He didn’t quite get what the issue was, but for me that bag is way too good to be used to transport muddy footwear. Never mind the fact that it came with my prized possession (Big dotty Kidston bag), it’s nice and large and substantial. Perfect for re-use.
At the other end of the spectrum are the flimsy bags that you get from supermarkets, which are frankly pretty rubbish at carrying anything of substance, and are not fancy enough to re-use in public. If they manage to escape the carrier bag recycling, then their only purpose is as waste bin liners.
So, this got me thinking – does everyone have a carrier bag grading system either real, or in their minds?
Granted, we have a fairly small collection now given the big re-usable bags that we use when we remember, but the carrier bags still seem to multiply when you’re not looking.

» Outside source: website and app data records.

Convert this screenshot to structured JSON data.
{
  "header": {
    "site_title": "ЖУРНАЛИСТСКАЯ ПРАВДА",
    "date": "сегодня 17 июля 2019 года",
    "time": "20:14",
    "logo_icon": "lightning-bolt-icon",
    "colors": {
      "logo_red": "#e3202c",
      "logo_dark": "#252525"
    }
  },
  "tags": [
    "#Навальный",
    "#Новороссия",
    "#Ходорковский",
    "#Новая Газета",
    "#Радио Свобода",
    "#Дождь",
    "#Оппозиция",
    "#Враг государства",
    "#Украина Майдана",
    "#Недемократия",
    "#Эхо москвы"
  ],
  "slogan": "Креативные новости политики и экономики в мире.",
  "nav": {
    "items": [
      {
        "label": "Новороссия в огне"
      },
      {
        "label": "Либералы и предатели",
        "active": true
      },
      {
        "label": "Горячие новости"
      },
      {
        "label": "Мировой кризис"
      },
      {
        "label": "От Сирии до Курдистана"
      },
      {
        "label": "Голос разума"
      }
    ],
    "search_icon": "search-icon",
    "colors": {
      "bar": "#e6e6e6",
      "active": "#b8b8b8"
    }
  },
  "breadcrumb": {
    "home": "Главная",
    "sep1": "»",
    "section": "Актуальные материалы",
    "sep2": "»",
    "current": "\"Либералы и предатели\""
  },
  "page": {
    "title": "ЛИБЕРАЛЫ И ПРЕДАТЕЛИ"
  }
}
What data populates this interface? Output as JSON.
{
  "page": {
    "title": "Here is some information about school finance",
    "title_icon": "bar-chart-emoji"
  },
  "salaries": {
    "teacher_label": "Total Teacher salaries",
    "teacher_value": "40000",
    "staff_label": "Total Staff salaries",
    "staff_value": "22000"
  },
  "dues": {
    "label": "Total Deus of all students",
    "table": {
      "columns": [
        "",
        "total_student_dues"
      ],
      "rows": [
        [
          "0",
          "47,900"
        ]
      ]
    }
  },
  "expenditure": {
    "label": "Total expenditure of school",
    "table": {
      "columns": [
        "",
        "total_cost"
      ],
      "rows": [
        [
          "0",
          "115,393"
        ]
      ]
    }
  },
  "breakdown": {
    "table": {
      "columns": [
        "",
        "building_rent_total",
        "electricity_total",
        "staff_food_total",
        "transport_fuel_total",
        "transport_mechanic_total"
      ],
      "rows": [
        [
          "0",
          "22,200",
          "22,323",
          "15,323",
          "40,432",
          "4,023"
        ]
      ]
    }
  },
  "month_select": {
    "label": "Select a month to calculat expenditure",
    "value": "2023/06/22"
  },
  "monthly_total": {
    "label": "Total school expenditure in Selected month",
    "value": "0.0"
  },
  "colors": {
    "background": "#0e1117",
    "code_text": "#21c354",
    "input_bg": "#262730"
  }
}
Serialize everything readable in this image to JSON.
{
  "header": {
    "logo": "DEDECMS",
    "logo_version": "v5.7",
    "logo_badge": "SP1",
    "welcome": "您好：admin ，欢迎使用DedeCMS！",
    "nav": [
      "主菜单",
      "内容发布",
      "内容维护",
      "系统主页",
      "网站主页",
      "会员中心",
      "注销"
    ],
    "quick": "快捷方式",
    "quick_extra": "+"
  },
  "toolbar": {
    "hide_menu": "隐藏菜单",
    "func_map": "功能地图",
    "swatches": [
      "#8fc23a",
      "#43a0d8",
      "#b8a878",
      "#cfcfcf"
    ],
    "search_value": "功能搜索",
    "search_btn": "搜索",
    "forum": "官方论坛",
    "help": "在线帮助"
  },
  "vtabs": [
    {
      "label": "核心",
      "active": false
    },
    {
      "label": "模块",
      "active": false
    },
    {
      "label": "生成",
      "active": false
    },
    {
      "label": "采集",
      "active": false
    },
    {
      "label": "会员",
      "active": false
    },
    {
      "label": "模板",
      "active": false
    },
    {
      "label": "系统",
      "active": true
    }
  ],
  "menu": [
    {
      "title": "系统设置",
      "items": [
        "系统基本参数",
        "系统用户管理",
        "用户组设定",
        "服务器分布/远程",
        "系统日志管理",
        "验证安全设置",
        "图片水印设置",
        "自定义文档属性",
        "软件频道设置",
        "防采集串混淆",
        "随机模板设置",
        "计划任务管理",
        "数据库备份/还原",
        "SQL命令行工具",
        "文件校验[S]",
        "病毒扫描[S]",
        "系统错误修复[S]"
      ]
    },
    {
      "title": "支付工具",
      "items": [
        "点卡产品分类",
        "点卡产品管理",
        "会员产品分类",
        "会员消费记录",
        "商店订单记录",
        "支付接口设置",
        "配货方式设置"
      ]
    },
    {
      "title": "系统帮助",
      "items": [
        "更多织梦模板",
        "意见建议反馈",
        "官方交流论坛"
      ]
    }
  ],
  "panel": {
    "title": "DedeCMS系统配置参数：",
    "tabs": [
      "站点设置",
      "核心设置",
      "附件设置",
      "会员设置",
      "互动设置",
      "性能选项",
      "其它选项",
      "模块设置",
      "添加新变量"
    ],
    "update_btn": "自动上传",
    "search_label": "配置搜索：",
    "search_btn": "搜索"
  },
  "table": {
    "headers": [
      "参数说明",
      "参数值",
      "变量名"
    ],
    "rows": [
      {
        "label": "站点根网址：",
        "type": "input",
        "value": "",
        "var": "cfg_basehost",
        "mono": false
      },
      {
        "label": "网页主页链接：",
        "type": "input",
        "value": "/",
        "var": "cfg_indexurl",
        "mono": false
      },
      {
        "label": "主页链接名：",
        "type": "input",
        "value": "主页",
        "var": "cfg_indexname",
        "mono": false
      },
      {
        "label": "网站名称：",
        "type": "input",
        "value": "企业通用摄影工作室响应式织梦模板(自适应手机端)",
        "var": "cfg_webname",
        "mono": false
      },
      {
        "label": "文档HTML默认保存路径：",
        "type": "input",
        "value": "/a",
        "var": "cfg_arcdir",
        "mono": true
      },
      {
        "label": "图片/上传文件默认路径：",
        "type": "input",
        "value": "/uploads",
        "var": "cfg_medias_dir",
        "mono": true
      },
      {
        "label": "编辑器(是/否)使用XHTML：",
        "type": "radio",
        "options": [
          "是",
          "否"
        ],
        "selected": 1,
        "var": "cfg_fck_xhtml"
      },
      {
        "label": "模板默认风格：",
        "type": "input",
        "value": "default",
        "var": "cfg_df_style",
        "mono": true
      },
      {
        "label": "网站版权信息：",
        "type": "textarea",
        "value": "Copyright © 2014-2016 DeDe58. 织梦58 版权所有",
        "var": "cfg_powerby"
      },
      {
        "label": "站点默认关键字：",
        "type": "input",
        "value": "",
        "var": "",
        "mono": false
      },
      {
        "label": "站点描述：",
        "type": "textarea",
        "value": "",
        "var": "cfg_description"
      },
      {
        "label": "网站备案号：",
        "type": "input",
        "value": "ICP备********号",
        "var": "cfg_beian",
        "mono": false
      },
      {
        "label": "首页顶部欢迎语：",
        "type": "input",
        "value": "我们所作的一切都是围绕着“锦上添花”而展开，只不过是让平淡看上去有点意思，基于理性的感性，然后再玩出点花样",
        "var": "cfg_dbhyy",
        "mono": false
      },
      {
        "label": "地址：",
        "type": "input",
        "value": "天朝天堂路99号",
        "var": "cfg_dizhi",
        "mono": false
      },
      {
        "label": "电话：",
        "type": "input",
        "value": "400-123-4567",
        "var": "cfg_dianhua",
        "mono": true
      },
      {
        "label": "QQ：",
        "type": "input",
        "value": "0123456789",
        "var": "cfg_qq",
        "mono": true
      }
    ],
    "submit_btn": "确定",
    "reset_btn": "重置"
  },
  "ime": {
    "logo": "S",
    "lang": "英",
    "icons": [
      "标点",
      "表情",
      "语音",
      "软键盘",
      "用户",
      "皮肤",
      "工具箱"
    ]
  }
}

Here’s my starter for ten with examples:
Keep for best (eg Kath Kidston) – Not too shabby and could be taken out to lunch.
OK to be seen in public (eg M&S, Next) – These are OK to be re-used or given to the kids to transport items but you wouldn’t be upset if you never saw them again.
Practical but boring (eg Sports Direct, BHS) – Perfect for storing muddy boots or frankly anything else. Substantial and practical. They won’t disintegrate but you wouldn’t take them anywhere in public.
Fit for the bin (Supermarket bags) – Flimsy irrelevances who generally have holes in them before they have even done their job the first time. Fit for bin liners or carrier bag recycling.
Impossible – any paper bag, or plastic ones where the handles face the wrong way (eg Boots!)
Am I strange to have a carrier bag grading system?!
I remember when I first went back to work after having a baby. Most of my colleagues were unmarried, child-free and unable to relate to the difficulties of working parents trying to juggle work with children. “The times they are a changing”, I think as I saw this wonderful poster at a large London agency yesterday.
It’s great that an employer recognises that there are particular challenges to balancing family and work, which can be solved with the right level of support and understanding. At the same time acknowledging that parents are valued employees who haven’t suddenly gone to seed, just because they arrive at work with yoghurt smeared across their shoulder.
Snot and Weetabix
It seems like a long time ago for us now, but I remember those trying years like they were yesterday! Trying to function in meetings on little sleep, the coughs and colds and sudden temperatures that necessitate a day off at short notice, trying to keep your work clothes free of snot and Weetabix every morning, and the urgent phone calls from nursery or school because little one has bumped their head. Not forgetting the need to leave on the dot to get home before chucking out time, and arriving at nursery to find that your little darling has a bump note, not eaten at all or has bitten 5 children during the course of the day (true story!).
At work there were raised eyebrows because of repeated days off ill or to look after a sick child, lack of understanding about arrival and departure time, and social invitations dried up because they assumed you had no life outside of Pampers-land.
Work life balance
Not all employers are the same, and I was lucky enough to have a more understanding employer and boss when number 2 child arrived. For my part I always tried to give my team the understanding and flexibility they needed to care for family (whether children or older relatives) and accommodate part-time working or job-shares as well as supporting people through those blips that happen as part of our lives. I believe that with the right support employees will repay that understanding many times over. And importantly, dads are parents too – not just mums.
I like to hope that employers and colleagues are more aware of the challenges of balancing professional and home life now, which is why I was so chuffed to see this Parents Forum poster yesterday. Power to the parents!